1. The Plan provided:mWhen you receive money to compensate you for medical or hospital care for injuries or illness caused by another person, you must reimburse us for any expenses we paid.․You specifically acknowledge our right to subrogation. When we provide health care benefits for injuries or illnesses for which a third party is or may be responsible, we shall be subrogated to your rights of recovery against any third party to the extent of the full costs of all benefits provided by us, to the fullest extent permitted by law ․You also specifically acknowledge our right of reimbursement. This right of reimbursement attaches, to the fullest extent permitted by law, when we have provided health care benefits for injuries or illnesses for which a third party is or may be responsible and you and/or your representative has recovered any amounts from the third party or any party making payments on the third party's behalf.
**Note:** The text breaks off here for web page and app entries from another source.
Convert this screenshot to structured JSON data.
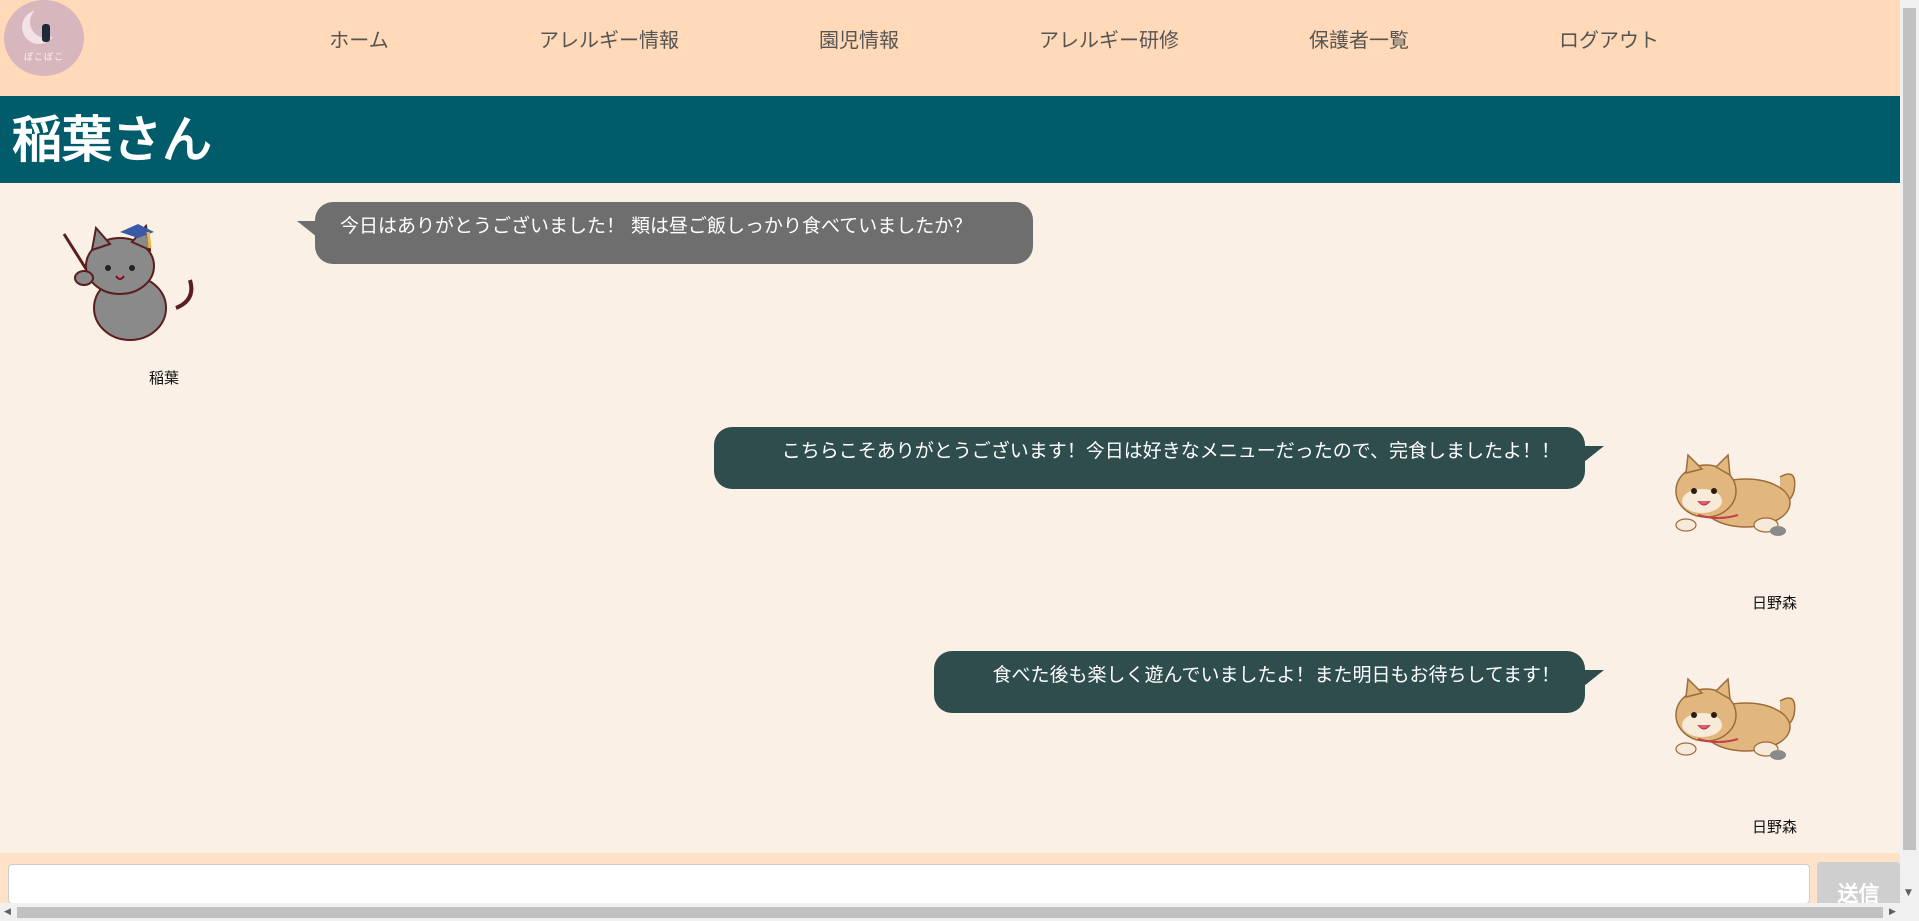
{
  "nav": {
    "logo_text": "ぽこぽこ",
    "items": [
      "ホーム",
      "アレルギー情報",
      "園児情報",
      "アレルギー研修",
      "保護者一覧",
      "ログアウト"
    ]
  },
  "header": {
    "title": "稲葉さん"
  },
  "messages": [
    {
      "text": "今日はありがとうございました！ 類は昼ご飯しっかり食べていましたか？",
      "sender": "稲葉",
      "avatar": "teacher-cat-icon"
    },
    {
      "text": "こちらこそありがとうございます！今日は好きなメニューだったので、完食しましたよ！！",
      "sender": "日野森",
      "avatar": "shiba-dog-icon"
    },
    {
      "text": "食べた後も楽しく遊んでいましたよ！また明日もお待ちしてます！",
      "sender": "日野森",
      "avatar": "shiba-dog-icon"
    }
  ],
  "composer": {
    "value": "",
    "send_label": "送信"
  },
  "colors": {
    "nav_bg": "#ffd9b8",
    "header_bg": "#005b6b",
    "page_bg": "#faf0e6",
    "bubble_left": "#6e6e6e",
    "bubble_right": "#2f4d4d"
  }
}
By providing any benefit under this Plan, we are granted an assignment of the proceeds of any settlement, judgment or other payment received by you to the extent of the full cost of all benefits provided by us. Our right of reimbursement is cumulative with and not exclusive of our subrogation right and we may choose to exercise either or both rights of recovery.
2. We note that though the FEHBA may bear some similarities to the Employee Retirement Income Security Act (“ERISA”), the FEHBA's preemption clause is materially different from the ERISA's preemption clause. The ERISA's preemption clause, 29 U.S.C. § 1144(a), provides that the provisions of the ERISA itself—not provisions of ERISA contracts—are preemptive. We therefore limit our opinion to FEHBA cases. But see Botsford v. Blue Cross & Blue Shield of Mont., Inc., 314 F.3d 390, 393–94 (9th Cir.2002) (“The new [FEHBA preemption] provision closely resembles ERISA's express preemption provision, and precedent interpreting the ERISA provision thus provides authority for cases involving the FEHBA provision.” (footnote omitted)).
3. We are also not persuaded by the contrary interpretations advanced by courts in some other jurisdictions, such as the Missouri Court of Appeals in Nevils v. Group Health Plan,. Inc., ––– S.W.3d ––––, 2012 WL 6689542 (Mo.Ct.App.2012).
CONCURRING: PATRICIA A. OROZCO, Presiding Judge and KENT E. CATTANI, Judge.